The Saiga antelope (Saiga spp.) is a migratory ungulate of the steppes and semi-deserts of Eurasia. Until the late 1980s, more than a million saigas roamed the arid regions of Kazakhstan, Mongolia, the Russian Federation, Turkmenistan and Uzbekistan. After the collapse of the Soviet Union in 1991, saiga populations declined by more than 95 per cent within a decade - primarily due to poaching for the species’ meat and horn, the latter being used in Chinese Traditional Medicine. This population collapse was one of the fastest observed for a large mammal in recent decades. Five populations remain to date, two of which are transboundary. In mid-2015, a catastrophic mass mortality event saw the deaths of 134,000 saiga in Kazakhstan, thought to be the result of an outbreak of disease caused by a number of different pathogens. This mass die-off event further threatens this Critically Endangered species and is likely to greatly increase poaching pressure on the remaining populations.

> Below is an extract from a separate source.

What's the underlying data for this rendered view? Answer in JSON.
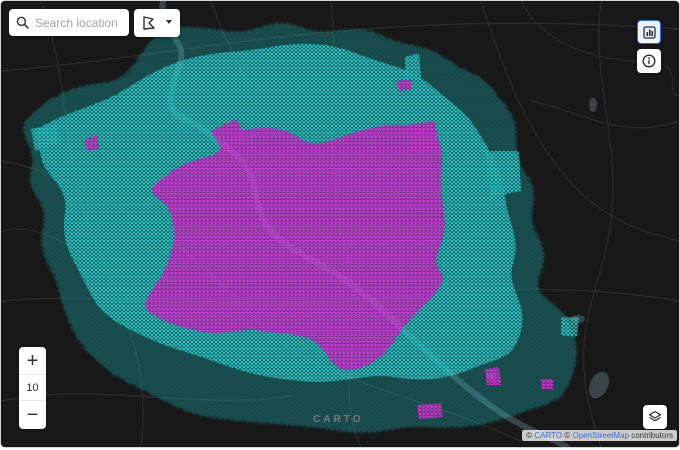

Throughout saiga Range States it is illegal to hunt saiga, yet poaching remains the primary threat to the species. Urgent action is required to stabilize and restore populations throughout the species’ range. In 2002, all saiga populations, excluding those in Mongolia, were listed on CMS Appendix II; the Mongolian saiga population being added in 2008. The saiga has been listed on Appendix II of the Convention on International Trade in Endangered Species of Wild Fauna and Flora (CITES) since 1995, primarily to address the illegal trade in saiga horn. CITES and CMS work closely together to contribute towards the international conservation of this flagship species of the Eurasian steppes.

Conservation efforts for this species are critically dependent on international collaboration between the Range States and beyond. Several populations are transboundary and the length of the species’ migrations between its summer and winter ranges can exceed 1,000 km north to south. To coordinate conservation measures throughout such a large range, close collaboration between Range States, States where saiga horn is consumed, NGOs, scientists, local people and the international community at large is required.